 Middle Division @ Indoor Labyrinth

Lower Division, After School Care, had hands on activities to discover the differences between labyrinth and maze before walking the outdoor labyrinth.  Ms. Maryam Sontag facilitated the After School care labyrinth experience.  Before sending children on walks, Ms. Sontag stated, "On the way in, think about your special gifts.  On the way out think about the ways that you can help someone else with your special gifts."

After the walk, Ms. Sontag stated, "We opened the labyrinth and we have to close it now.  You will skip the outside of the labyrinth in a counter clock wise manner."  After the skip, the closing prayer was: "Thank you God for making me, One of a Kind.  Help me remember to use my gifts to help others."

Students reflected their experience at the Gazebo.  One student stated, "It was like in chapel.  It was just outside."

An e-mail from the first grade:

"I wanted to share with you the thanks of my first graders (and me) for having Mother Susan speak to us in chapel and for the labyrinth. 

My seventeen students and I waited until the day after Mother Susan's chapel talk to look at and and discuss the information in the brochure, but before that we practiced mindfulness with our beautiful Tibetan bowl and spoke the words "I breathe in peace, I breathe out love." Then when we were calm and focused, I read the brochure to them. 

After we talked about the many, many things that we are thankful for, we walked over to the labyrinth and walked single file through it while saying aloud anything we thought of for which to thankful. One of my favorites was a little boy who said, "My mother's kisses." There were so many sweet thoughts of love shared during our walk. 

When we finished, the children couldn't believe how long the actual walk through the labyrinth really took - it looked so much smaller until we were on our journey. We all had a wonderful time, and as we walked back to our lower division building, one of the children said, "I'm thankful for air conditioning!" We all agreed.
Thank you so much. It was a beautiful experience to have with my sweet children."

Through the day, faculty and UD students experienced the labyrinth on their own.

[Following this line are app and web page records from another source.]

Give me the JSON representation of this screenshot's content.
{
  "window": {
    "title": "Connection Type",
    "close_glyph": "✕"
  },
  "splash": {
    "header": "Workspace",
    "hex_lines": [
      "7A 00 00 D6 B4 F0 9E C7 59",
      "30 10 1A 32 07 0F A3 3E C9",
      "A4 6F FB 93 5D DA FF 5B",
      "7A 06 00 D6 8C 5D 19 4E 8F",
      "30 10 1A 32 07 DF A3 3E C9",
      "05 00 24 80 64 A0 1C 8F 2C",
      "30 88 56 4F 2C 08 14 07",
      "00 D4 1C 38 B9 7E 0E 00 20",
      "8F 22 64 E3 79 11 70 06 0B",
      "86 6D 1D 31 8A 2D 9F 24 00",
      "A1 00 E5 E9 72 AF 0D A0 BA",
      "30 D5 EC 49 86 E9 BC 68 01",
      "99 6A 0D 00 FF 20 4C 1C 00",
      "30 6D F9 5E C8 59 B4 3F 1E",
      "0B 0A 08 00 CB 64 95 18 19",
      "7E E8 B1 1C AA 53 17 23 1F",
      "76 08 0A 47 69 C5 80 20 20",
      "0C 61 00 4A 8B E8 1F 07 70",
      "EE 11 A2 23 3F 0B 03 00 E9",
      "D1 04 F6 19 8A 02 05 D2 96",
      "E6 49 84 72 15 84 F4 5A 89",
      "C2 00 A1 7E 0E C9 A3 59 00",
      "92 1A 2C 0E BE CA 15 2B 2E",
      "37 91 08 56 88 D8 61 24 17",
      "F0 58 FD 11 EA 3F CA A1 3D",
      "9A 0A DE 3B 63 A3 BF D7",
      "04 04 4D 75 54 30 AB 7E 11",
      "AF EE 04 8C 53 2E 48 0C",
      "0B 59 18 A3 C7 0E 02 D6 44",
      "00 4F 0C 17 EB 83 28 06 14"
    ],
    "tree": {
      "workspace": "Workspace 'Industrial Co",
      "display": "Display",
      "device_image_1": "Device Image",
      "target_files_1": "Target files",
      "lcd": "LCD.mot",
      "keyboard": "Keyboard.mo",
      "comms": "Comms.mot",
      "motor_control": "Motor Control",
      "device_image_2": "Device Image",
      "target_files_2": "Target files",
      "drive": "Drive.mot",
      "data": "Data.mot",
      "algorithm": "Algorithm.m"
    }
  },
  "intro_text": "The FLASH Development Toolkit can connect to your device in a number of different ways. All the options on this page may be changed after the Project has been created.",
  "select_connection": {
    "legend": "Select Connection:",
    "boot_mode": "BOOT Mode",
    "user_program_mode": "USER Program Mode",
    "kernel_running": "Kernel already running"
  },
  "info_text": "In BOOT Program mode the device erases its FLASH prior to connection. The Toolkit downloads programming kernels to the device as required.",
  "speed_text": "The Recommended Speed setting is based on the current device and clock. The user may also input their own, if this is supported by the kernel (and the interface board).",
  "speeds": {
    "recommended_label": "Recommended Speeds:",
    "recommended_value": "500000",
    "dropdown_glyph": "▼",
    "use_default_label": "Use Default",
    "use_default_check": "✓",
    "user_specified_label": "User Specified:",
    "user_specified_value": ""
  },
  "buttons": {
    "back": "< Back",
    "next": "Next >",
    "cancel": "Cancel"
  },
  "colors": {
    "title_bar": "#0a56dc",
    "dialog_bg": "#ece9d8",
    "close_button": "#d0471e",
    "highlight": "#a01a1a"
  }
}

Thank you to the Primary Division Faculty who stated last May that the one new thing they would love to see for Peace Week 2015 was a labyrinth on campus! 

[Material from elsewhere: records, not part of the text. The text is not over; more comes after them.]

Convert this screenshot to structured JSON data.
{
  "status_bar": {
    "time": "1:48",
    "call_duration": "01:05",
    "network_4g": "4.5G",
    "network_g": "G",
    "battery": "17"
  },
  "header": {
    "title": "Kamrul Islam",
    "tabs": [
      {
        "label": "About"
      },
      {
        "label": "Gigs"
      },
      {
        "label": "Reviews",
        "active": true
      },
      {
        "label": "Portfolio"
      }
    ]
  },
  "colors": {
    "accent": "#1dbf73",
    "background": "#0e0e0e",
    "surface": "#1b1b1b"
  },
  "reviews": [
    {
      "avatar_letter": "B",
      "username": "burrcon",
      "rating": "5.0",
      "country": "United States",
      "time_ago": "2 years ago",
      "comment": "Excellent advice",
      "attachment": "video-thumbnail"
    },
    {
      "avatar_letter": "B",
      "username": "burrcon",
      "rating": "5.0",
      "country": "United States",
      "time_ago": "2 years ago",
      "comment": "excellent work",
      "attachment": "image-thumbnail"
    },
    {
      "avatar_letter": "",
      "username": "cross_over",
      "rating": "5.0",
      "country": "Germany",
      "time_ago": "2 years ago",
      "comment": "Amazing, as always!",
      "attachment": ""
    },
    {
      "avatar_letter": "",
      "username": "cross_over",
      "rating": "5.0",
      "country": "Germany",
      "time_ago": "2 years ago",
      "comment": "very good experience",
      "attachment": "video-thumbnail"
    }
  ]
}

The Primary Division follows Maria Montessori's mission that "World Peace Begins in the Classroom."  

A Primary Division Pinwheel for Peace welcomed walkers to the labyrinth!

A note from the LD Art Teacher

 "I've been taking my 1st and 3rd graders to walk the labyrinth and we've gotten some pretty great discussions from it. I LOVE that labyrinth. I actually found a lasagna recipe on the grass in there yesterday. Haha we all thought that was kinda funny."

Story Stones
During Peace Week,
Third Grade students experienced a walk through our temporary labyrinth that was hand painted near the Butterfly Garden.

A walk through the labyrinth led to a great discussion in art class about how sometimes when we follow a path it seems to take us close to where we want to go and then sometimes we are redirected. That is true for artists, too, and we discussed how often times our artwork evolves as we work through the process. We discussed trusting our feet to follow the path and that it would lead us to the center of the labyrinth.  We talked about trusting our hands to create a design for this story stone. After the design was created, the students were asked to think of ways they can show more kindness each day to lead to being a more peaceful person. The very personal ideas they came up with ranged being more environmentally friendly, taking better care of themselves, taking time to breathe when they get upset, or being nicer to their siblings.

What their design represents to them is the “story” of their stone. The stones are going to live in our “Story Stone Garden” outside of the art classroom. This picture will remind them of how the art we create can hold deep personal meaning as well as a way for them to be peaceful everyday.

Megan Thompson
Casady School
Lower Division Fine Arts